• [Records excerpted from a collection]:
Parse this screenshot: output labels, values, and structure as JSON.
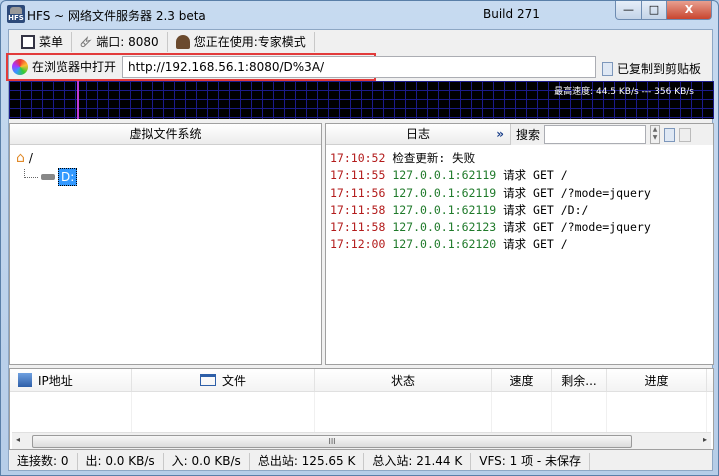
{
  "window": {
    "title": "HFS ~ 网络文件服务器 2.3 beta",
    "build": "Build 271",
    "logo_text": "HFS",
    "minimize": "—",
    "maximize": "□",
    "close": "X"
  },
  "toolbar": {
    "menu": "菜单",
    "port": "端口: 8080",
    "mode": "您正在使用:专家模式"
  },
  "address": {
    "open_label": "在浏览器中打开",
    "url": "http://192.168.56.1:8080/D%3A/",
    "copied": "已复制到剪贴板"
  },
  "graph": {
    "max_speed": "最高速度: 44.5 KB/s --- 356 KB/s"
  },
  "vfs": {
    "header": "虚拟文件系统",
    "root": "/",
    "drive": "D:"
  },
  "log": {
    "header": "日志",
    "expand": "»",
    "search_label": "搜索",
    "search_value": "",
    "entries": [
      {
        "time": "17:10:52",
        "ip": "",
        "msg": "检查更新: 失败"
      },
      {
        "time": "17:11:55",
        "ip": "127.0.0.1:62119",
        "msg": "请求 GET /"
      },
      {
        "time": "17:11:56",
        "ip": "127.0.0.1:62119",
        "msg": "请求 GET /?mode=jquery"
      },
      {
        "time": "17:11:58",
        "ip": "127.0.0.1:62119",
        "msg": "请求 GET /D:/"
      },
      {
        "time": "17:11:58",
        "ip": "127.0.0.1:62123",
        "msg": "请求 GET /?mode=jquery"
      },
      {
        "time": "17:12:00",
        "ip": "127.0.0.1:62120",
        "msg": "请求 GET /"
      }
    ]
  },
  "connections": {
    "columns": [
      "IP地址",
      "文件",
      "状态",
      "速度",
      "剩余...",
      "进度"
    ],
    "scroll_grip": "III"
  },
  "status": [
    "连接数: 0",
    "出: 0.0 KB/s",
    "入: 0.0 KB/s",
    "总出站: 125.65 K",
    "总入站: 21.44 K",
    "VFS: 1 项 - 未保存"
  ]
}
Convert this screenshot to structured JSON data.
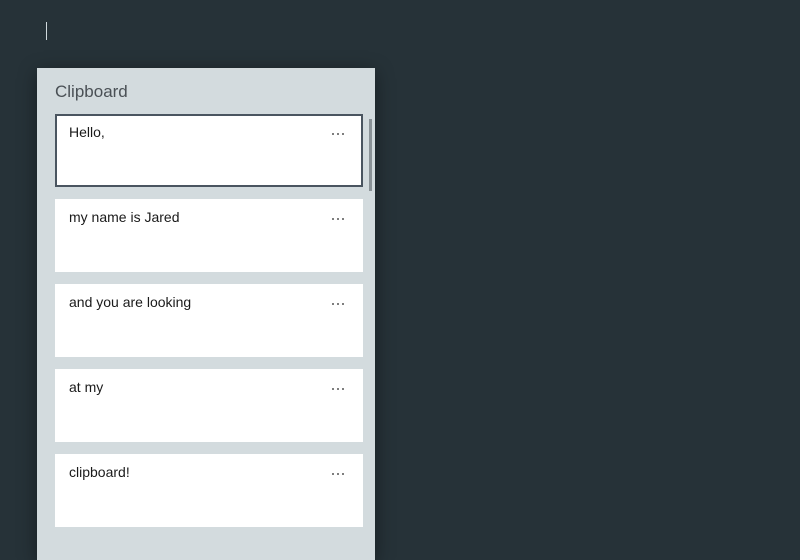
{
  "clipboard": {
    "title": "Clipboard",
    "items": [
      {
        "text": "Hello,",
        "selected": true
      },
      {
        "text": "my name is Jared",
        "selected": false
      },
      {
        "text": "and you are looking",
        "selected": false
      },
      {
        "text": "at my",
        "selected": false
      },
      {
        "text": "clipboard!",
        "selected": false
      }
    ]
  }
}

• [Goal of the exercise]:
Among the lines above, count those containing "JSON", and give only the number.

• [Written solution]:
2